Ultimately I invision a protocol implementing various modalities to maximize the body's innate ability to heal itself. Furthermore, I am exploring the potential role of hyperbaric oxygen therapy.
I will soon post results from the 150 or so shock wave treatments I have done. However, larger studies requiring double blinded methods are required so that we can learn more about shockwave therapy.
Thursday, January 17, 2008
Many trials are in the pipeline in efforts of obtaining FDA approval for PRP injections. There is a multi-center placebo controlled double blinded study underway looking at plantar fasciitis(heel pain) & lateral epicondylitis (tennis elbow).
Also, Thanks to the many patients inquiring about info on docs around the country performing PRP procedures. Feel free to contact any of those listed in the link performing this particular study. At some point I may have a list of various PRP docs out there to help patients out. Please Continue to send requests.
On another note, we are currently examining the efficacy of Platelet Rich Plasma with osteoarthritis. We are collecting objective data on all patients injected.
Monday, January 14, 2008
A new article from the Journal of Cellular Physiology presented some new insights into the role of PRP in tendon healing. After injecting PRP into mice patellar tendons, accelerated healing was demonstrated. The PRP had an 8.8 times platelet concentration above baseline versus whole blood.
Circulation derived cells play a key role in tendon healing. Blood flow is very important in connective tissue regeneration. Tendons typically have a poor blood supply (only 1/3 of the amount found in muscles). This study showed increased quantity of these healing cells in the early phase of tendon repair.
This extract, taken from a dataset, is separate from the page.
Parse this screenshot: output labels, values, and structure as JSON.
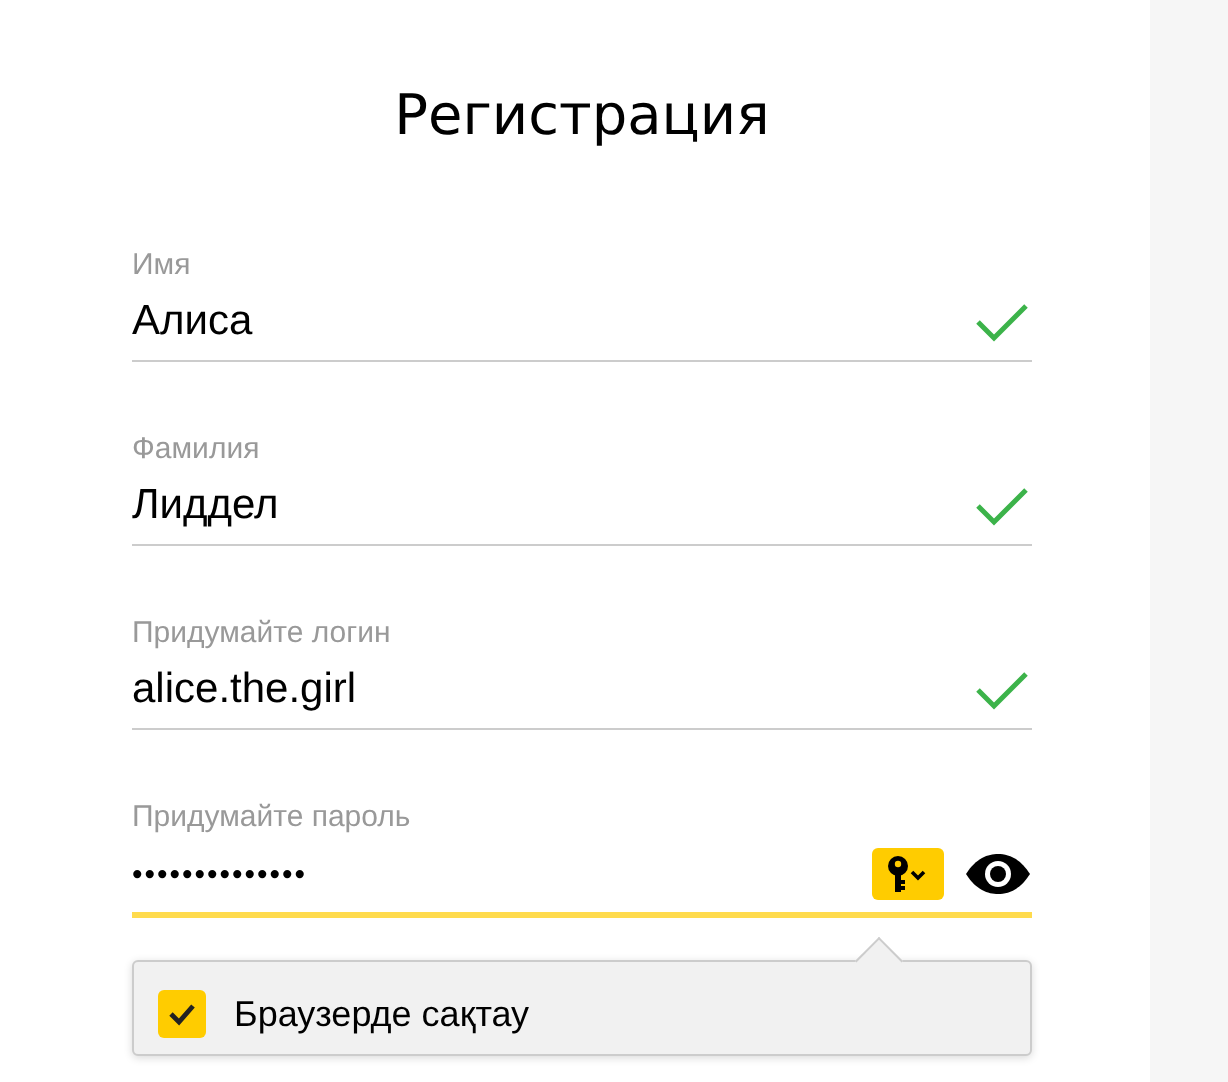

Unfortunately, these helpful cells normally disappear with time. Therefore prolonging their presence is advantageous. Also increased type I & III collagen and macrophages were increased; supporting that PRP promotes tendon healing
Sunday, January 13, 2008
A new article from the British Journal of Sports Medicine Nov 07, reviews PRP (Platelet rich Plasma) use in sports medicine. After a good thorough review, they point out that using growth factors is considered a doping violation by the WADA (World Anti-Doping agency). THE WADA created in 1999 to promote, coordinate, and monitor the fight against doping in sports. The WADA prohibits use of a particular growth factor, Insulin like growth factor (IGF-I). However scientific literature has shown that IGF-I is not increased in PRP. This misunderstanding of PRP may create an ironic situation where this cutting edge technology may be available to the weekend warrior, but not the Olympian. Keep in mind that "growth factors" are different from "growth hormones."
As PRP use increases so does the need for the scientific community to comprehend it's applications & mechanism of action. Hopefully the application of PRP will be recognized as a natural and safe alternative to promote healing in high level athletes and the weekend warrior alike.
Growth Factor Delivery Methods in the Management of Sports Injuries:The State of Play http://bjsm.bmj.com/cgi/content/abstract/bjsm.2007.040071v1
Thursday, January 3, 2008
A growing number of physicians are using musculoskeletal ultrasound to guide various injections. As a leading imaging technique in Europe, ultrasound is safe, economic, convenient, & effective in diagnosing many injuries. The technology has dramatically improved and allows us to visualize nerve & tendon fibers. While the quality is not quite MRI caliber, ultrasound allows for dynamic (motion studies). In other words, ultrasound allows functional evaluation of an injury with movement, whereas MRI takes a still image. Also, ultrasound has color doppler that shows areas of blood flow changes (called neo vascularization). This allows us to deliver the PRP within a millimeter of the target site, or even discover other regions that are affected.
Ultrasound technology continues to grow. I just upgraded to this Sonosite portable machine with color doppler.